In addition to this information about the 'border-blasters' from Mexico, I have access to other documents relating the 'WRLI' related venture. It eventually morphed into an academic research project involving radio and television programs, newspaper articles, and various monographs.
Here is Genie Baskir in 1985; a core member of the trio that has been involved with this project since its inception. Genie is shown with co-anchor Jeff Houston, in the Texas studio of the 4FTN ('Four Freedoms Television Network'), which was a successor in research interest to the original ideas promoted by Don Pierson.
On page 14 (softback) of his book, Paul Rusling uses the reference to 'border-blasters' to launch into a discussion about the history of Radio Luxembourg with quick references to both the BBC and GPO. Since I have already covered the subject of both the BBC and its relationship to the GPO, and the GPO's relationship to the Crown as a corporation sole, I will not repeat it here.
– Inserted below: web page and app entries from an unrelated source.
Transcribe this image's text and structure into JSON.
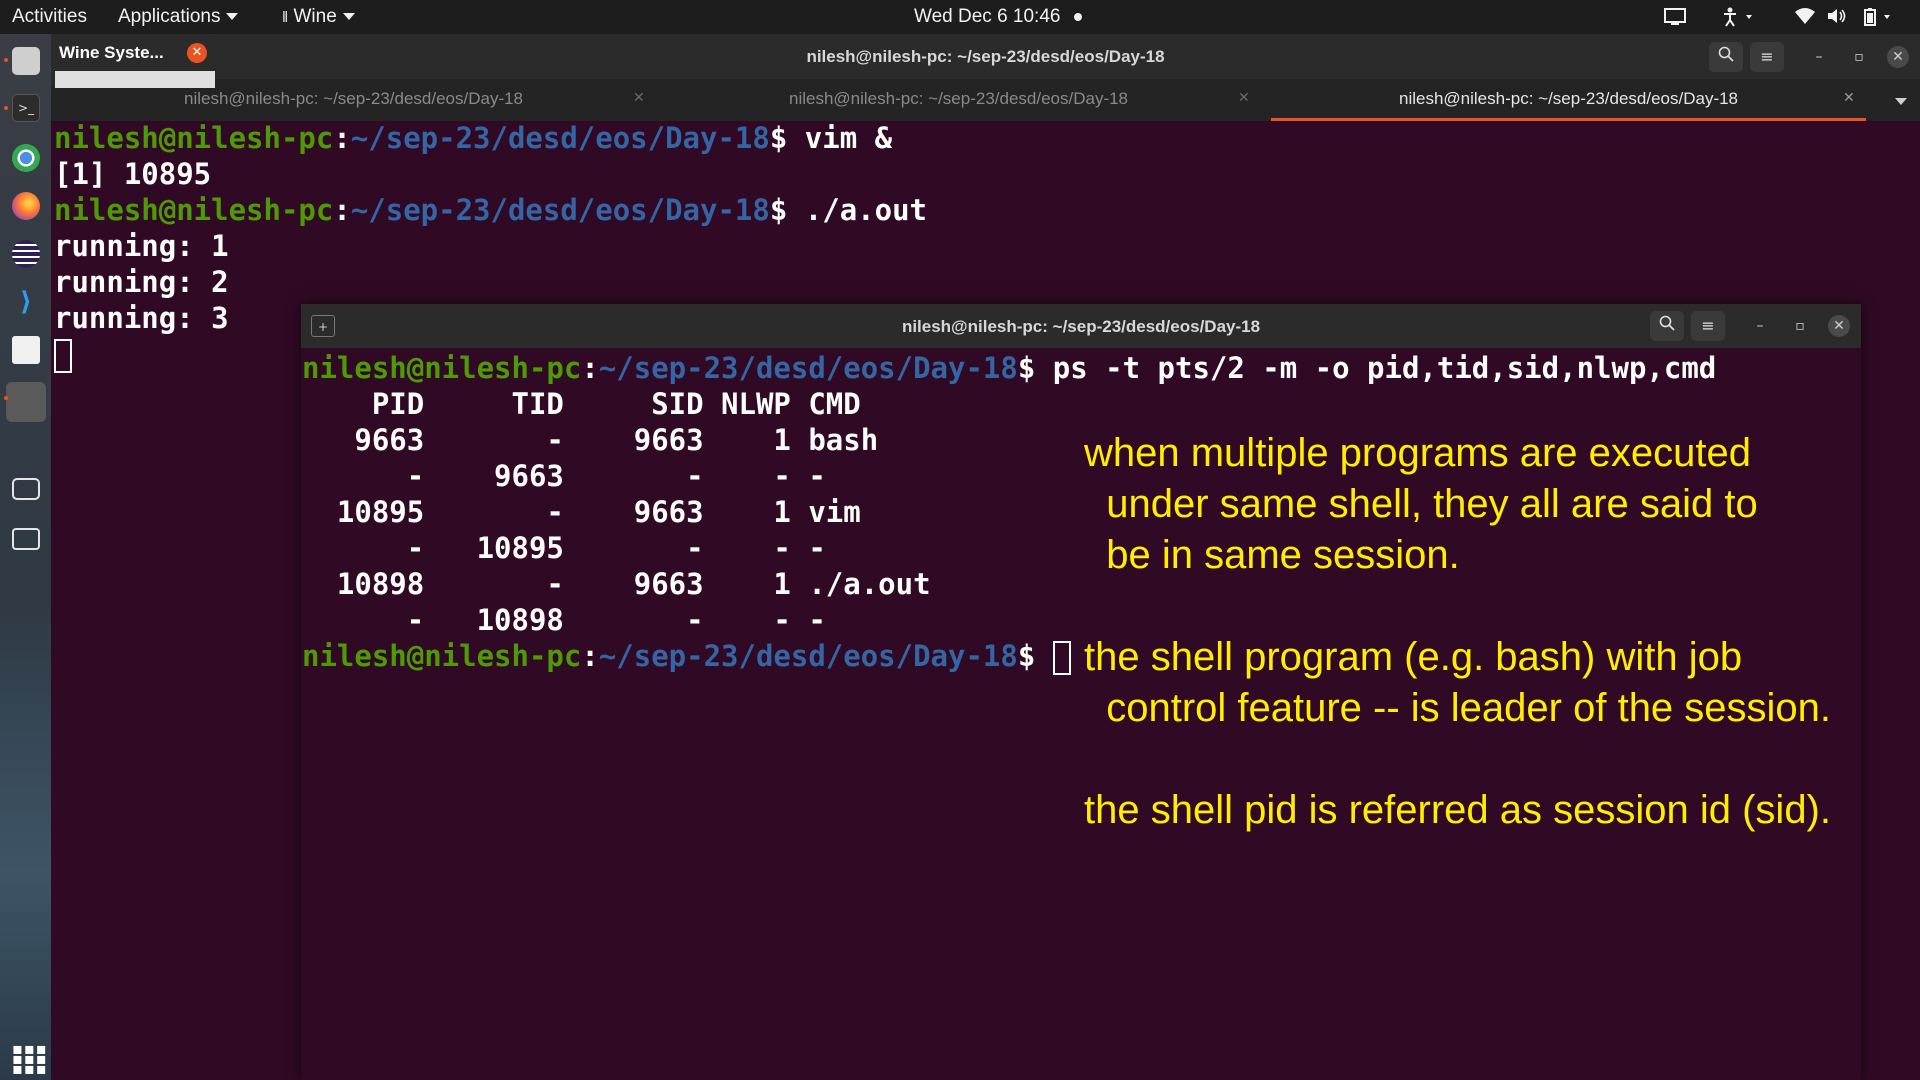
{
  "topbar": {
    "activities": "Activities",
    "applications": "Applications",
    "wine": "Wine",
    "clock": "Wed Dec 6  10:46"
  },
  "dock": {
    "icons": [
      "files-icon",
      "terminal-icon",
      "chrome-icon",
      "firefox-icon",
      "eclipse-icon",
      "vscode-icon",
      "document-viewer-icon",
      "wine-icon",
      "display-icon",
      "screenshot-icon",
      "app-grid-icon"
    ]
  },
  "wine_popup": {
    "label": "Wine Syste..."
  },
  "main_window": {
    "title": "nilesh@nilesh-pc: ~/sep-23/desd/eos/Day-18",
    "tabs": [
      "nilesh@nilesh-pc: ~/sep-23/desd/eos/Day-18",
      "nilesh@nilesh-pc: ~/sep-23/desd/eos/Day-18",
      "nilesh@nilesh-pc: ~/sep-23/desd/eos/Day-18"
    ],
    "prompt_user": "nilesh@nilesh-pc",
    "prompt_path": "~/sep-23/desd/eos/Day-18",
    "lines": {
      "cmd1": "$ vim &",
      "out1": "[1] 10895",
      "cmd2": "$ ./a.out",
      "out2": "running: 1",
      "out3": "running: 2",
      "out4": "running: 3"
    }
  },
  "sub_window": {
    "title": "nilesh@nilesh-pc: ~/sep-23/desd/eos/Day-18",
    "prompt_user": "nilesh@nilesh-pc",
    "prompt_path": "~/sep-23/desd/eos/Day-18",
    "command": "$ ps -t pts/2 -m -o pid,tid,sid,nlwp,cmd",
    "table_header": "    PID     TID     SID NLWP CMD",
    "rows": [
      "   9663       -    9663    1 bash",
      "      -    9663       -    - -",
      "  10895       -    9663    1 vim",
      "      -   10895       -    - -",
      "  10898       -    9663    1 ./a.out",
      "      -   10898       -    - -"
    ],
    "final_prompt": "$ "
  },
  "annotation": {
    "note1": "when multiple programs are executed\n  under same shell, they all are said to\n  be in same session.",
    "note2": "the shell program (e.g. bash) with job\n  control feature -- is leader of the session.",
    "note3": "the shell pid is referred as session id (sid)."
  }
}
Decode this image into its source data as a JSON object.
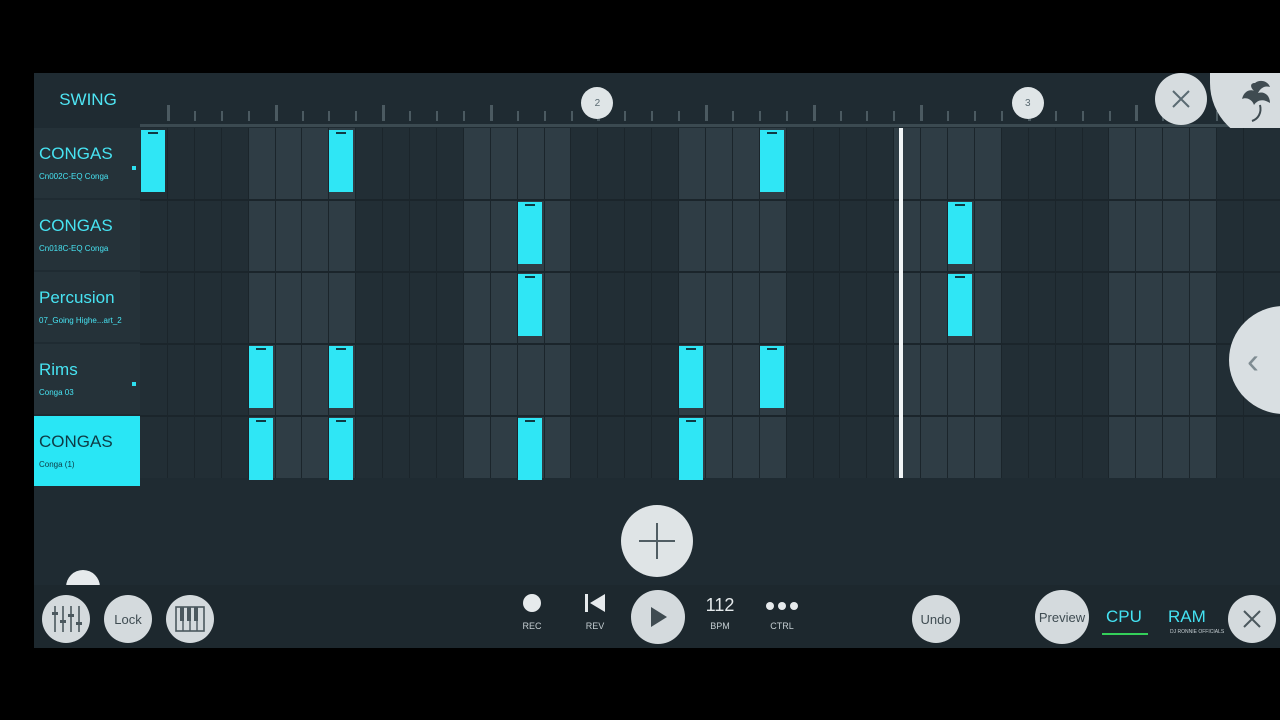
{
  "header": {
    "swing_label": "SWING",
    "bar_markers": [
      "2",
      "3"
    ]
  },
  "channels": [
    {
      "name": "CONGAS",
      "sample": "Cn002C-EQ Conga",
      "active": false,
      "muted_dot": true
    },
    {
      "name": "CONGAS",
      "sample": "Cn018C-EQ Conga",
      "active": false,
      "muted_dot": false
    },
    {
      "name": "Percusion",
      "sample": "07_Going Highe...art_2",
      "active": false,
      "muted_dot": false
    },
    {
      "name": "Rims",
      "sample": "Conga 03",
      "active": false,
      "muted_dot": true
    },
    {
      "name": "CONGAS",
      "sample": "Conga (1)",
      "active": true,
      "muted_dot": false
    }
  ],
  "pattern": {
    "steps_visible": 42,
    "playhead_step": 28.2,
    "rows": [
      [
        0,
        7,
        23
      ],
      [
        14,
        30
      ],
      [
        14,
        30
      ],
      [
        4,
        7,
        20,
        23
      ],
      [
        4,
        7,
        14,
        20
      ]
    ]
  },
  "toolbar": {
    "lock_label": "Lock",
    "rec_label": "REC",
    "rev_label": "REV",
    "tempo_value": "112",
    "tempo_unit": "BPM",
    "ctrl_label": "CTRL",
    "undo_label": "Undo",
    "preview_label": "Preview",
    "cpu_label": "CPU",
    "ram_label": "RAM",
    "watermark": "DJ RONNIE OFFICIALS"
  },
  "icons": {
    "close": "close-icon",
    "logo": "fruit-logo-icon",
    "add": "plus-icon",
    "collapse": "chevron-left-icon",
    "mixer": "mixer-sliders-icon",
    "piano": "piano-keys-icon",
    "record": "record-dot-icon",
    "rewind": "skip-back-icon",
    "play": "play-icon",
    "ctrl": "more-dots-icon"
  },
  "colors": {
    "accent": "#2fe6f5",
    "background": "#1f2b32",
    "cpu_meter": "#34d05a"
  }
}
However, by quickly glossing over the history of Radio Luxembourg, Paul Rusling misses several key elements that later manifest themselves in the history and development of offshore commercial broadcasting to the British Isles in the Nineteen Sixties. The first element that he avoided was the first manifestation of Herbert W. Armstrong in 1953 over the European airwaves via the longwave transmissions of the original Radio Luxembourg.
The second key element that Rusling does not refer to concerns the bone-fide transmissions over Radio Luxembourg on Saturday nights by Alan Freed. These shows were transcribed from WINS in New York City during 1956, and Mervyn Hagger was a devout listener. He accredits to Alan Freed his interest in both the excitement generated by Freed's style of personality presentation on radio, and Freed's promotion of authentic rock 'n' roll music which motivated Hagger to begin buying Freed promoted songs on 78 rpm discs at his local department store.
Freed called himself "Mister Rock 'n' Roll" and claimed that he had popularized the term as a substitute for 'Rhythm and Blues', but some called him the "King" with good reason. It was Freed who promoted the multi-racial enjoyment of rock 'n' roll music, and Freed ushered in the age of rock 'n' roll cameo presentations that became the forerunner of music videos.
Alan Freed spoke out against the violence depicted in 'Blackboard Jungle', while his own films were packaged into a harmless spate of motion pictures depicting teenagers having fun without violence. These movies were shown on cinema screens throughout the British Isles and they paved the way for his radio show on '208'.
In the end, it was the political and criminal aspects of the people that Freed associated himself with that brought about his demise which ended in the so-called 'payola' scandal. Sadly, Alan Freed died rather ignominiously without fanfare in Los Angeles; shortly before 'Beatlemania' crashed on to the American airwaves.
Because Rusling changes topic to the start of Independent Television in the UK on his next page (15), I will end today's blog here.
Hopefully, the Internet will not crash, and no more weird developments transpire overnight in what seems to be a real-to-life sci-fi horror movie that we are all currently living through. That being the case, I will present the latest edition to my Review here at this address, tomorrow!
UPDATED WITH A WRLI AUDIO LINK!